It was so awful that during my lunch breaks I would try to get as far away as possible from the dealership, and so it happened that on one such break I was in a city park with my iPod when I decided to give Bump And Swing another chance. Back in the days of walkmans and discmans, I would’ve picked one or two albums to haul along with me to work. I would never have risked being stuck a full day with a CD or tape by an unfamiliar band. But with the iPod, I had my whole library, and seeing the list of artists at my disposal, it seemed like a good opportunity to try out something new. Sitting in that park without any distractions, flustered and stressed out from my job, the strange racket made by four Dutch punks finally struck a chord with me. Specifically, I remember “Love Is The Heart Of Everything” coming on and getting sucked into the swaths of feedback, the Eastern violin melody, the growling bass line, and the drum pattern that sounded impossible for one person to pull off. It was angry but it had poise. It sounded like a combination of free jazz, European folk music, anarcho-punk, and noise rock, and it all somehow worked together. I can understand how it was underwhelming background music in my teenage years, but given the proper focus at age 26, it was a perfect blend of chaos and sophistication.
A few months later, I ripped a copy of their Hum Of Life record off a woman that roadied for These Arms Are Snakes and finally got to hear the studio recordings of those songs. Not only would I rank Hum Of Life as one of my desert-island albums, I also consider Dog Faced Hermans as the band that marked a shift in my listening habits. With the advent of the iPod, there could be a soundtrack to any occasion, and with Dog Faced Hermans I learned that you could garner a new appreciation for a band by experiencing their music in a new environment.
While of course, Mr. Flouride is best known as being the bass player for the Dead Kennedys, it is also a little known fact that he is kinda old, being born in 1949, and that some times he’d make really fascinating music.
This is one of a handful of songs of his I absolutely adore.
This is the letter I received from Jello after sending him an article I wrote for my school’s newspaper about Wesley Willis, who was on Jello’s record label.
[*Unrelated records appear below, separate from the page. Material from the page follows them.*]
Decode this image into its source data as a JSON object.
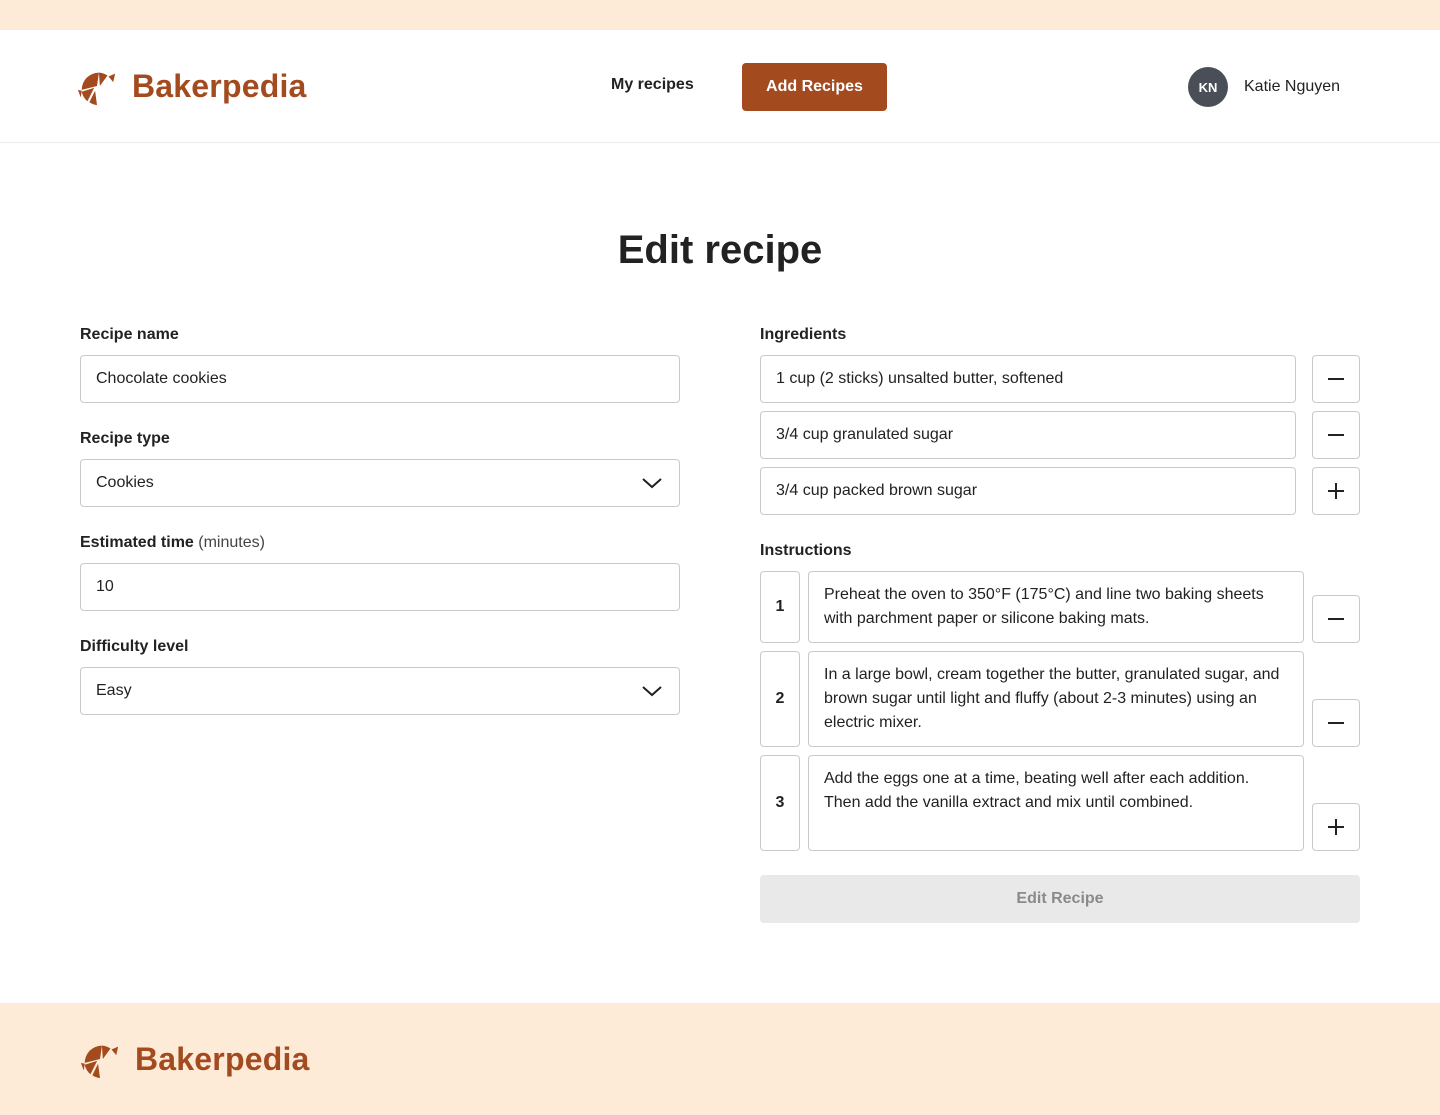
{
  "app": {
    "brand": "Bakerpedia",
    "brand_color": "#a34a1f",
    "logo_icon": "croissant-icon"
  },
  "header": {
    "nav_my_recipes": "My recipes",
    "nav_add_recipes": "Add Recipes",
    "user": {
      "initials": "KN",
      "name": "Katie Nguyen"
    }
  },
  "page": {
    "title": "Edit recipe"
  },
  "form": {
    "recipe_name": {
      "label": "Recipe name",
      "value": "Chocolate cookies"
    },
    "recipe_type": {
      "label": "Recipe type",
      "value": "Cookies",
      "icon": "chevron-down-icon"
    },
    "estimated_time": {
      "label": "Estimated time",
      "label_suffix": "(minutes)",
      "value": "10"
    },
    "difficulty": {
      "label": "Difficulty level",
      "value": "Easy",
      "icon": "chevron-down-icon"
    }
  },
  "ingredients": {
    "label": "Ingredients",
    "items": [
      {
        "value": "1 cup (2 sticks) unsalted butter, softened",
        "action": "minus-icon"
      },
      {
        "value": "3/4 cup granulated sugar",
        "action": "minus-icon"
      },
      {
        "value": "3/4 cup packed brown sugar",
        "action": "plus-icon"
      }
    ]
  },
  "instructions": {
    "label": "Instructions",
    "steps": [
      {
        "number": "1",
        "text": "Preheat the oven to 350°F (175°C) and line two baking sheets with parchment paper or silicone baking mats.",
        "action": "minus-icon"
      },
      {
        "number": "2",
        "text": "In a large bowl, cream together the butter, granulated sugar, and brown sugar until light and fluffy (about 2-3 minutes) using an electric mixer.",
        "action": "minus-icon"
      },
      {
        "number": "3",
        "text": "Add the eggs one at a time, beating well after each addition. Then add the vanilla extract and mix until combined.",
        "action": "plus-icon"
      }
    ]
  },
  "submit": {
    "label": "Edit Recipe",
    "disabled": true
  },
  "footer": {
    "brand": "Bakerpedia"
  }
}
This is handwritten, doodles on the cardinal and all. I was ecstatic to get a reply from him. Jello is an incredible person and I look up to him so much!
*FYJB: I think I’ve already posted this before, but I’m going to publish it anyway because of the sheer awesomeness.